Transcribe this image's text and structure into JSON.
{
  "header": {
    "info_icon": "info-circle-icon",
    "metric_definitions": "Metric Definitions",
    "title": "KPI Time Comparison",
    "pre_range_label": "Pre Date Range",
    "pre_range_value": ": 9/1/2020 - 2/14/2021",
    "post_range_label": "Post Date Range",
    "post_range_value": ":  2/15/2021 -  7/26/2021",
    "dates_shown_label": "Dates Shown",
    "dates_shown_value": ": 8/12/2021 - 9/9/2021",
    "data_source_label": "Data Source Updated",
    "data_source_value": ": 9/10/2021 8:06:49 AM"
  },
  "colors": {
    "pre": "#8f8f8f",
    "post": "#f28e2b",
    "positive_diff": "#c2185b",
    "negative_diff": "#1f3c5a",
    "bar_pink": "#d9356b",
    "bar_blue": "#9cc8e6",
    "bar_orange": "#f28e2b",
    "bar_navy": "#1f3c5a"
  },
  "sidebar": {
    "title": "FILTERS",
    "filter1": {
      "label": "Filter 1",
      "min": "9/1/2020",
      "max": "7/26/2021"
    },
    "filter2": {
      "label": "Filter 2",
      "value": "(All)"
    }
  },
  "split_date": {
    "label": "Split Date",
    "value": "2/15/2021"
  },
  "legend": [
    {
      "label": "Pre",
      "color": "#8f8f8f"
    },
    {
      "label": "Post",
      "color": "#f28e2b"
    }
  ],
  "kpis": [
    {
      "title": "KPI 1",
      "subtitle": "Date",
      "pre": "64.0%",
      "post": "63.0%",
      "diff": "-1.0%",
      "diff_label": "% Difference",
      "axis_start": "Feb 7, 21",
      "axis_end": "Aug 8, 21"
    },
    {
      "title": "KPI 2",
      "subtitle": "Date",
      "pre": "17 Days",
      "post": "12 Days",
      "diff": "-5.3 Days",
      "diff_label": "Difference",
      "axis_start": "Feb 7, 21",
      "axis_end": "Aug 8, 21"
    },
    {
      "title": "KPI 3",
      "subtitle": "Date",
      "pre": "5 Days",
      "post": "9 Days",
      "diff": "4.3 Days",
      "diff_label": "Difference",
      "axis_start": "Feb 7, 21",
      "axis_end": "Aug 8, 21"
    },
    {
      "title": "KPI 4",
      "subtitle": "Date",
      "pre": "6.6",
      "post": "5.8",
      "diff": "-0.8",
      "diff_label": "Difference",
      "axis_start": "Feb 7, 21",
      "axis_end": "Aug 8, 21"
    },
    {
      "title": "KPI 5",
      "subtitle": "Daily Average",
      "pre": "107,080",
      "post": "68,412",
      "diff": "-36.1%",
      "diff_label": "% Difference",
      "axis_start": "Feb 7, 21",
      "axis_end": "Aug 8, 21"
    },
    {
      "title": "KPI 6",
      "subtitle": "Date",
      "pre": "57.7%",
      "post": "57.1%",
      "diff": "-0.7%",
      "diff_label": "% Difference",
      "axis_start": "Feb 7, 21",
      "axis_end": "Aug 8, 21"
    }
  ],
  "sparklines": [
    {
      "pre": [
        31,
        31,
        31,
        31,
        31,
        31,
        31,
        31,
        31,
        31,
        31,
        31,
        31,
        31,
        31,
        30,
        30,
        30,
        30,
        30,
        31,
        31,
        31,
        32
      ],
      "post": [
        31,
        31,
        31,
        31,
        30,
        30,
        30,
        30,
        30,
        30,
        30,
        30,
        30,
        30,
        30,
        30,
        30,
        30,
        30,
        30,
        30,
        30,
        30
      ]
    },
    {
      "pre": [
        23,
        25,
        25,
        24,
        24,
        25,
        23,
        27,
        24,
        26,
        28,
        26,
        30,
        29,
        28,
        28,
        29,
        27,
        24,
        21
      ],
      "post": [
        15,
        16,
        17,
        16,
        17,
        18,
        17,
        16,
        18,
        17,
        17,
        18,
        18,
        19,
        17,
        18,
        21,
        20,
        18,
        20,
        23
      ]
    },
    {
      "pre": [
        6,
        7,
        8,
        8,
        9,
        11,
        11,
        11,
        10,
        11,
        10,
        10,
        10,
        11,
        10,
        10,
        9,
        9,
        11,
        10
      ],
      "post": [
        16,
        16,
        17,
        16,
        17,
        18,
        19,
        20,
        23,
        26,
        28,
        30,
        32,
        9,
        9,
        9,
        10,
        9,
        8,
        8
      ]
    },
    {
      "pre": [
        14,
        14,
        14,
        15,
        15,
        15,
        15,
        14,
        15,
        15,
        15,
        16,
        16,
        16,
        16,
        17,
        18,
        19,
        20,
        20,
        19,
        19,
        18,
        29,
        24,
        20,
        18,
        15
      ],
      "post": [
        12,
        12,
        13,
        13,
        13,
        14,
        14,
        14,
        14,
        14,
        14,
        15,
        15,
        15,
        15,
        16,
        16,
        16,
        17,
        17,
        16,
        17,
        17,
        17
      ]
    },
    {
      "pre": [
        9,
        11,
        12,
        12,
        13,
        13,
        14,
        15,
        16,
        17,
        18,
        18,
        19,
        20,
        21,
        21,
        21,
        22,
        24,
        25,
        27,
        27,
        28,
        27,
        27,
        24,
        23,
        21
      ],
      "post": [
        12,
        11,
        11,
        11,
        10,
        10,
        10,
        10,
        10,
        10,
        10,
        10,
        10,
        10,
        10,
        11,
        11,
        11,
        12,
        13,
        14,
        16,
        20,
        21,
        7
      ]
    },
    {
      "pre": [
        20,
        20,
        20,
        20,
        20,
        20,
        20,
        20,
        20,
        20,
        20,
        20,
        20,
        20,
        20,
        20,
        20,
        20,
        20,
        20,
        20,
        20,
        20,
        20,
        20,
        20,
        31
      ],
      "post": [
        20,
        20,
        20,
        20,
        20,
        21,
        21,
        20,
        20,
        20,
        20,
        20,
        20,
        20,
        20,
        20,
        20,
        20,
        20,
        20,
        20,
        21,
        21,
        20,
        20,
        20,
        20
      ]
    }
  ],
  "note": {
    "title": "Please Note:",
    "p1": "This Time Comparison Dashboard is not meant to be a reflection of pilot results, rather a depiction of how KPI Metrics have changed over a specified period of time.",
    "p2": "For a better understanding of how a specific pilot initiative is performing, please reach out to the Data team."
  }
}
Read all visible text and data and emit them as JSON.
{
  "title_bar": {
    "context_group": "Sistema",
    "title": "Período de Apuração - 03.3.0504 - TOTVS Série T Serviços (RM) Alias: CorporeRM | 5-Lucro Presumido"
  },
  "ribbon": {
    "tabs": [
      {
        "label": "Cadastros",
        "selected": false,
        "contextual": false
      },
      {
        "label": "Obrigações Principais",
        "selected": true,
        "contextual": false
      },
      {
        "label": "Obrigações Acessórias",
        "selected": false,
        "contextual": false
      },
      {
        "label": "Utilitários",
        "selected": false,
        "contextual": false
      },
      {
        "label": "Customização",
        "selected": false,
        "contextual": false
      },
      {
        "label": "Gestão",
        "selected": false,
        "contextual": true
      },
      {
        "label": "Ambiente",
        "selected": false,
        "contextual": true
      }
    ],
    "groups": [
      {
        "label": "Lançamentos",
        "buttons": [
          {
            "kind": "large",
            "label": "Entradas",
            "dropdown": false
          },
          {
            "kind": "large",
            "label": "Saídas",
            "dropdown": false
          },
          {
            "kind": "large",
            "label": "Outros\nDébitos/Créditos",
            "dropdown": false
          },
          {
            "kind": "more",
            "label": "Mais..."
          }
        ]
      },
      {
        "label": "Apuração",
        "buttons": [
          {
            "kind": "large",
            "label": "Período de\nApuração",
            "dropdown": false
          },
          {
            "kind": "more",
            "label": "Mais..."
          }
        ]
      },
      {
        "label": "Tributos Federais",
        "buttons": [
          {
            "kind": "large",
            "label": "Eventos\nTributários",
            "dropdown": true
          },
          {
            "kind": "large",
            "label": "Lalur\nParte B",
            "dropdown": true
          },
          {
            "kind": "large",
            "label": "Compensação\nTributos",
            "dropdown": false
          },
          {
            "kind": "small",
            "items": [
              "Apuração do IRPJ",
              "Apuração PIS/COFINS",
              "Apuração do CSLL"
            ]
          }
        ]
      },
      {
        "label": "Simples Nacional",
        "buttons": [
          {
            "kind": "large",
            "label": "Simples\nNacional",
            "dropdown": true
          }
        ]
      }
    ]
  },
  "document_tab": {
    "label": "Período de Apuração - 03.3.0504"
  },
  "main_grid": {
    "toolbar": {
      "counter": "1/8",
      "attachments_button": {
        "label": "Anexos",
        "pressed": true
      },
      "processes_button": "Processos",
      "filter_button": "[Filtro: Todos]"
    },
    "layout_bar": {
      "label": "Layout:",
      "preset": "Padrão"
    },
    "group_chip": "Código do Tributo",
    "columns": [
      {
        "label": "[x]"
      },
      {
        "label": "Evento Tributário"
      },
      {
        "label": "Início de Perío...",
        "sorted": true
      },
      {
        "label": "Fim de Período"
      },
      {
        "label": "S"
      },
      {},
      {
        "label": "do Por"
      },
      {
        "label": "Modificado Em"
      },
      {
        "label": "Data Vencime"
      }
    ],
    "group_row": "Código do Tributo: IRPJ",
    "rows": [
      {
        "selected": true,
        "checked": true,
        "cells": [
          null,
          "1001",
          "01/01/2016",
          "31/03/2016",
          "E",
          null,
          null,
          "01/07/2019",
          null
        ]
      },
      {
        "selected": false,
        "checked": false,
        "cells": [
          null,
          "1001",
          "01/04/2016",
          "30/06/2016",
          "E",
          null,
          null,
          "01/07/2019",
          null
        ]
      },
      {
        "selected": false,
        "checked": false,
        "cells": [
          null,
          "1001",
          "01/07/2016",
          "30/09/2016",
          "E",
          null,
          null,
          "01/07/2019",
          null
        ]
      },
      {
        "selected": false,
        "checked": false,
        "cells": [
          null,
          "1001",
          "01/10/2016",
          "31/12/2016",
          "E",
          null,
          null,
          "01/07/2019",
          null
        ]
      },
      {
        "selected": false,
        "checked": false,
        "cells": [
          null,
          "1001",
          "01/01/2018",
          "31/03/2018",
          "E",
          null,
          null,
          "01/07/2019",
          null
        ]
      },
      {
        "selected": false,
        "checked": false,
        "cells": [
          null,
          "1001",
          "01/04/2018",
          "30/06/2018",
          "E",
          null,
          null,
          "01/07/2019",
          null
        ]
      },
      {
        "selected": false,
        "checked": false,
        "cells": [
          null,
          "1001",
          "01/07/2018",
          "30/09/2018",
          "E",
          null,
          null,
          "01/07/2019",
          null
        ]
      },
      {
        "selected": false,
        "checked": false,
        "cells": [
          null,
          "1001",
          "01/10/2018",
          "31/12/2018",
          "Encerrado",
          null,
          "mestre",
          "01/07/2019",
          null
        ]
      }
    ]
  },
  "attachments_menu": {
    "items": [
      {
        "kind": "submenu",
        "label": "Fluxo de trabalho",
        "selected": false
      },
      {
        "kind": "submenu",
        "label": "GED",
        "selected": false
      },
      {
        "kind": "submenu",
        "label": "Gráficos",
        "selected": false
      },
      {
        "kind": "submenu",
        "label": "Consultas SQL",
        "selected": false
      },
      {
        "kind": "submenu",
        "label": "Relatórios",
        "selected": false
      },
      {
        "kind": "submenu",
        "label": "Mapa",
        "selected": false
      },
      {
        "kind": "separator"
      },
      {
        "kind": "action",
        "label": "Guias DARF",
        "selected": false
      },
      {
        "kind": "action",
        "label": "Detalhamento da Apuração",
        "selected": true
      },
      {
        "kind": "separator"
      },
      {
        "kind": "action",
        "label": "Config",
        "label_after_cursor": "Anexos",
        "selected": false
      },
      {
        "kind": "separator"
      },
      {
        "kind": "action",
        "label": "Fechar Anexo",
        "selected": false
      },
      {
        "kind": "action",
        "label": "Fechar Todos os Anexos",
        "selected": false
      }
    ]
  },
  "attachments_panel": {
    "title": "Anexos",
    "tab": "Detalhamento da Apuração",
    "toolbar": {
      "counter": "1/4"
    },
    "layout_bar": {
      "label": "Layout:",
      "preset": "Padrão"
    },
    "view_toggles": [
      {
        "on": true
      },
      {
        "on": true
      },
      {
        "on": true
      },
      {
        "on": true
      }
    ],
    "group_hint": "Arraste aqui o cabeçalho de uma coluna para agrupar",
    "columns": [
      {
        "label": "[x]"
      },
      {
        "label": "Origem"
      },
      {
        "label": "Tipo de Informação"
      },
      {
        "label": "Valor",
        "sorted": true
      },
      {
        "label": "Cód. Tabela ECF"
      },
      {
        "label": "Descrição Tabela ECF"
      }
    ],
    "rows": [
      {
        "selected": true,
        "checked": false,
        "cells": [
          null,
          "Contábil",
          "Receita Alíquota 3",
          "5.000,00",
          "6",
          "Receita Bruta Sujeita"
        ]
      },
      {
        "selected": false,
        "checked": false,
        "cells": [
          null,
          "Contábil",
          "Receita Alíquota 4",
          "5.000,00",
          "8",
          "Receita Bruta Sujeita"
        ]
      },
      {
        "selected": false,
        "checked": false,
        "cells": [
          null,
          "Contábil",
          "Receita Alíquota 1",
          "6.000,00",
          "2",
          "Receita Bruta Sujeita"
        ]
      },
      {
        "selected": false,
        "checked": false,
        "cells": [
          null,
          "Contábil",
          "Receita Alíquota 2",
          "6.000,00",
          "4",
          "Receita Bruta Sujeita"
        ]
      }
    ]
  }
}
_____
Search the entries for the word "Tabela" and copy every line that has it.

* RESPONSE AREA
        "label": "Cód. Tabela ECF"
        "label": "Descrição Tabela ECF"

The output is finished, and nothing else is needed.